The ongoing Coronavirus Disease 2019 (COVID-19) pandemic caused by SARS-CoV-2 still poses significant health challenges globally. The Harvard group’s models predict that a resurgence of SARS-CoV-2 could occur as late as 2024 after a period of apparent elimination, if the duration of immunity is intermediate and if other corona viruses induce intermediate cross-immunity1. Among more than 60 vaccine candidates in clinical trials, currently, only the Pfizer-BioNTech, Moderna COVID-19, and Johnson & Johnson COVID-19 vaccines have received Emergency Use Authorization (EUA) for active immunization to prevent COVID-19 from the US Food and Drug Administration (FDA)2–4. The Oxford-AstraZeneca COVID-19 vaccine has additionally received approval in the European countries, India, Argentina, Mexico, Brazil, Pakistan, Nepal, and others5. For emergency use, other vaccines like Sputnik V,...
In the wake of COVID-19, every government huddles to find the best
interventions that will reduce the number of infection cases while minimizing
the economic impact. However, with many intervention policies available, how
should one decide which policy is the best course of action? In this work, we
describe an integer programming approach to prescribe intervention plans that
optimizes for both the minimal number of daily new cases and economic impact.
We present a method to estimate the impact of intervention plans on the number
of cases based on historical data. Finally, we demonstrate visualizations and
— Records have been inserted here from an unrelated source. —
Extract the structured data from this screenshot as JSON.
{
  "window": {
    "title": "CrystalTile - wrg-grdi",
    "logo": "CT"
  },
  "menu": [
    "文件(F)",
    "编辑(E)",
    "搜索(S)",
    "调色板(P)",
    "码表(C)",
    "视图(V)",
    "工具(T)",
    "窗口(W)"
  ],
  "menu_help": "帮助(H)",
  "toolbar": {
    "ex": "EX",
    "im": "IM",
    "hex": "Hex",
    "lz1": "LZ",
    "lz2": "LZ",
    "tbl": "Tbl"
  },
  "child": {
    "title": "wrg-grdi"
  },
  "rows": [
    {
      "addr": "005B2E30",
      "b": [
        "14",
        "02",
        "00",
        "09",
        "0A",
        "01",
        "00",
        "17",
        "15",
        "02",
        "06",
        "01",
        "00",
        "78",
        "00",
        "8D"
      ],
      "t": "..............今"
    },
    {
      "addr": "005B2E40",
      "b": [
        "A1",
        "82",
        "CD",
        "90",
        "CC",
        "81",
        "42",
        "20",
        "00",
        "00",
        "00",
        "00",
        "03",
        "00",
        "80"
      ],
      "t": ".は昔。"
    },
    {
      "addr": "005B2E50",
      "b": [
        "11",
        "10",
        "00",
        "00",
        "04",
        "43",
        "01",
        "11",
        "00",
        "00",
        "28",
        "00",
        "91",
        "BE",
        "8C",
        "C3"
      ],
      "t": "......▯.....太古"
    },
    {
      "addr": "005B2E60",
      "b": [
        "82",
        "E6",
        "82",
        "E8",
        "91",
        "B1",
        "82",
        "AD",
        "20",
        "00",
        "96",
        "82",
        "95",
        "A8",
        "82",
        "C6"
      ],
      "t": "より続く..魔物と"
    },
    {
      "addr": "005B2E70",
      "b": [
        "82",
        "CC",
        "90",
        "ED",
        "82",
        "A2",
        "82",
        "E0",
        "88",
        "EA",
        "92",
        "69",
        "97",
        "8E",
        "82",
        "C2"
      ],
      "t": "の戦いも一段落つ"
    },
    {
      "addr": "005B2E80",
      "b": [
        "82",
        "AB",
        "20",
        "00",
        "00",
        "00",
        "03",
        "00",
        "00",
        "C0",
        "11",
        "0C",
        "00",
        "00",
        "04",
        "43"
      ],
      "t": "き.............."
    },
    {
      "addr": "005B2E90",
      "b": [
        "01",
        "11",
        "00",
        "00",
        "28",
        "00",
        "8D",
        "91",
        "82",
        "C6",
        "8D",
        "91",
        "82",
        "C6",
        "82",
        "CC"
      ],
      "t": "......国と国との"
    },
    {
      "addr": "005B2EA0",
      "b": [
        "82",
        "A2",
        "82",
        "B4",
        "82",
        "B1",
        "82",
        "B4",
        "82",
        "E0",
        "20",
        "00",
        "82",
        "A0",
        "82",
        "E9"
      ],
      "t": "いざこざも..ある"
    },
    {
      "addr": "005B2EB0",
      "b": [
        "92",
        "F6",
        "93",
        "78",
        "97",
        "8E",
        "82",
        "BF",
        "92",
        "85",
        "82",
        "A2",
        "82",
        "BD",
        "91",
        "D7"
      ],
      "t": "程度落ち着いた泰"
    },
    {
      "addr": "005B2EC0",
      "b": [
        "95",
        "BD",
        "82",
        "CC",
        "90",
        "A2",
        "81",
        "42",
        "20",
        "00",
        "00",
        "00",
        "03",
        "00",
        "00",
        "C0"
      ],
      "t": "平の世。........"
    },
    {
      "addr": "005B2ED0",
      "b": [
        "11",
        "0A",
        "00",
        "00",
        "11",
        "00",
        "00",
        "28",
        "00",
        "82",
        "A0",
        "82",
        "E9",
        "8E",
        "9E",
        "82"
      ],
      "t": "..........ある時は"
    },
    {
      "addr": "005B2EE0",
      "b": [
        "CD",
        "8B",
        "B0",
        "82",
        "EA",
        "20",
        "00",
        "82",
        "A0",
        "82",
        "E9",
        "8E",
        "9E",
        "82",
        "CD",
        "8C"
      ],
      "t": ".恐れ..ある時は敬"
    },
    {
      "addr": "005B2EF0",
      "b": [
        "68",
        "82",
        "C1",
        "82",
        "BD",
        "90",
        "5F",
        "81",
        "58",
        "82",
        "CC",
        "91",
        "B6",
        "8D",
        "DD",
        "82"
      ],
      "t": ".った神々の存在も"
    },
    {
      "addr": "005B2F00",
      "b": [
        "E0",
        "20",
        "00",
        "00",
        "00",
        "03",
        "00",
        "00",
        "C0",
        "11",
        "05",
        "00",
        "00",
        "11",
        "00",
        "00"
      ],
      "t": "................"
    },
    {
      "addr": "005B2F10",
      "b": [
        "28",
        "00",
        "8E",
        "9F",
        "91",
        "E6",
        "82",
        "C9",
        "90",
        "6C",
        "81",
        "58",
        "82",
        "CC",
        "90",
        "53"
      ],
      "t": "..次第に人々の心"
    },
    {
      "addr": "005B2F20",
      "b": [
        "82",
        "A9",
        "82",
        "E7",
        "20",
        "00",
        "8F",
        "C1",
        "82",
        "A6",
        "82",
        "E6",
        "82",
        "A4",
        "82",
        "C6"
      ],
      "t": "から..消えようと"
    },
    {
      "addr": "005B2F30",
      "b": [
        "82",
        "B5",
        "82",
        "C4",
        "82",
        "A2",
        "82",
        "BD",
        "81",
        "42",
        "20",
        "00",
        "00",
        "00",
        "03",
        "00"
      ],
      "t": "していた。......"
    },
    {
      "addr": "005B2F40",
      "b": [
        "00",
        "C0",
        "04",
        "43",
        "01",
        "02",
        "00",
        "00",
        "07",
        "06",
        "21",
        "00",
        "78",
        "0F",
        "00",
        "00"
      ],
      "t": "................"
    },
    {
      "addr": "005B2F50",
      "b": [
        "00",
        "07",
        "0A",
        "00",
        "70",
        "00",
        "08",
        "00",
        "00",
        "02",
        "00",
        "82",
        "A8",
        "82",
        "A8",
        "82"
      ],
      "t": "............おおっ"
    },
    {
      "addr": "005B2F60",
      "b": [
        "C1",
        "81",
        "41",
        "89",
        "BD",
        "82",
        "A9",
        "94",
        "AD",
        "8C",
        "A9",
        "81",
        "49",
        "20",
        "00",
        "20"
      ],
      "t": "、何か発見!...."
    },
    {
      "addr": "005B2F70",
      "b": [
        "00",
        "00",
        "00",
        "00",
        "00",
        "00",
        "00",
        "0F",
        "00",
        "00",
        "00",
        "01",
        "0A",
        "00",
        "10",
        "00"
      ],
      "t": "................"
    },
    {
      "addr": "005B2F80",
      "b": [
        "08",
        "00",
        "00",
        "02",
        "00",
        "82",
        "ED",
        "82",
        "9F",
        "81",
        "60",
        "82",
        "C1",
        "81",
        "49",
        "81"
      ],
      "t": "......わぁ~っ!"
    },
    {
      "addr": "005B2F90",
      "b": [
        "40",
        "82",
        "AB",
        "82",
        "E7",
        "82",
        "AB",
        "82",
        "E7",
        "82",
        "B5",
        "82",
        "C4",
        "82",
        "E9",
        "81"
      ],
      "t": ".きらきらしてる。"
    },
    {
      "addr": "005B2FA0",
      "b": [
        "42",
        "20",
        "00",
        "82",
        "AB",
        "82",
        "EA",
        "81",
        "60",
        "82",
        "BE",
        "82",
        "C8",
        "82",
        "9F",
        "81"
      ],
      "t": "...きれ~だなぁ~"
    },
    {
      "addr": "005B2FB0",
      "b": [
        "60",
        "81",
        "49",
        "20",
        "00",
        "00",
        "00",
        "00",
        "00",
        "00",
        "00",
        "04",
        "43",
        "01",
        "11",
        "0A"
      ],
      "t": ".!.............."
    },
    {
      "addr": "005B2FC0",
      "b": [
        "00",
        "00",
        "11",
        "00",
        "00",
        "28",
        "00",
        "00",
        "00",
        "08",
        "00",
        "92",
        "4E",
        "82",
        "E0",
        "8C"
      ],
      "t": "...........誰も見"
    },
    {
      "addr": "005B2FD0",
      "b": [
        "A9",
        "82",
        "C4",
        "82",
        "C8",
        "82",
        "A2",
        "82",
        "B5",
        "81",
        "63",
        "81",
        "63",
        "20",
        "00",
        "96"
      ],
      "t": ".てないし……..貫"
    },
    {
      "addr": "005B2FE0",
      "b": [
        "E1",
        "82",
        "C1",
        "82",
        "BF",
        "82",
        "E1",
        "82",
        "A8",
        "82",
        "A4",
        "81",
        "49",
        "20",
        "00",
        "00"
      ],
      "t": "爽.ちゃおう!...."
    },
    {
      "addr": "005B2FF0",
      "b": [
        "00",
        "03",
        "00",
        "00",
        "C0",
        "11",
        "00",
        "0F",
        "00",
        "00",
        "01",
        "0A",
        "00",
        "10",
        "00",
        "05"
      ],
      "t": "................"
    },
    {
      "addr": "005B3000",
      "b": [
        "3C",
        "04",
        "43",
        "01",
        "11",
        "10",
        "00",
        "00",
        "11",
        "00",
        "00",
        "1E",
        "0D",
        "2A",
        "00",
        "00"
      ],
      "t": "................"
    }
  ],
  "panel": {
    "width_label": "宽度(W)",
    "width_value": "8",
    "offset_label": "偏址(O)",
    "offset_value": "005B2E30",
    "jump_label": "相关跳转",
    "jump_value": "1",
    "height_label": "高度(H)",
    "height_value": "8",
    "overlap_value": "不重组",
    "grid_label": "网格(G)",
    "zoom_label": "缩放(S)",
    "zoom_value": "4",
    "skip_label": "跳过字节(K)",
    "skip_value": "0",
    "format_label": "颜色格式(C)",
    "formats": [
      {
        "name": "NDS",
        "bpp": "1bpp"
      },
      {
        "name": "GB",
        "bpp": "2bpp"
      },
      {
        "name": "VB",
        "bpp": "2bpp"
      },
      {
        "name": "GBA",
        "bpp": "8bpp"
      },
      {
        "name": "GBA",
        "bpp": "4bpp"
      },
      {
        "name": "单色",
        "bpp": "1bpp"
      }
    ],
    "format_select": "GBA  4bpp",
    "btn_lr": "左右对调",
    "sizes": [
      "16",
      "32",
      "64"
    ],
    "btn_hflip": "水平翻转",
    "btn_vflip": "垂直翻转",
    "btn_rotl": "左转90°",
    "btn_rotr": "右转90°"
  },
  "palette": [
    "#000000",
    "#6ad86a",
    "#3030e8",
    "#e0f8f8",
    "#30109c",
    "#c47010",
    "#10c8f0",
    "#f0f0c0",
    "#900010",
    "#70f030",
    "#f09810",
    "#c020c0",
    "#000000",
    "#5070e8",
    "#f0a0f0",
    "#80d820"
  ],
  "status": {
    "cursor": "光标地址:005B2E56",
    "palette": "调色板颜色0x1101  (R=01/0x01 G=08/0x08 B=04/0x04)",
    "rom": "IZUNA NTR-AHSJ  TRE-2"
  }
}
summaries of our empirical analyses on the performance of our model with
varying parameters compared to two sets of heuristics.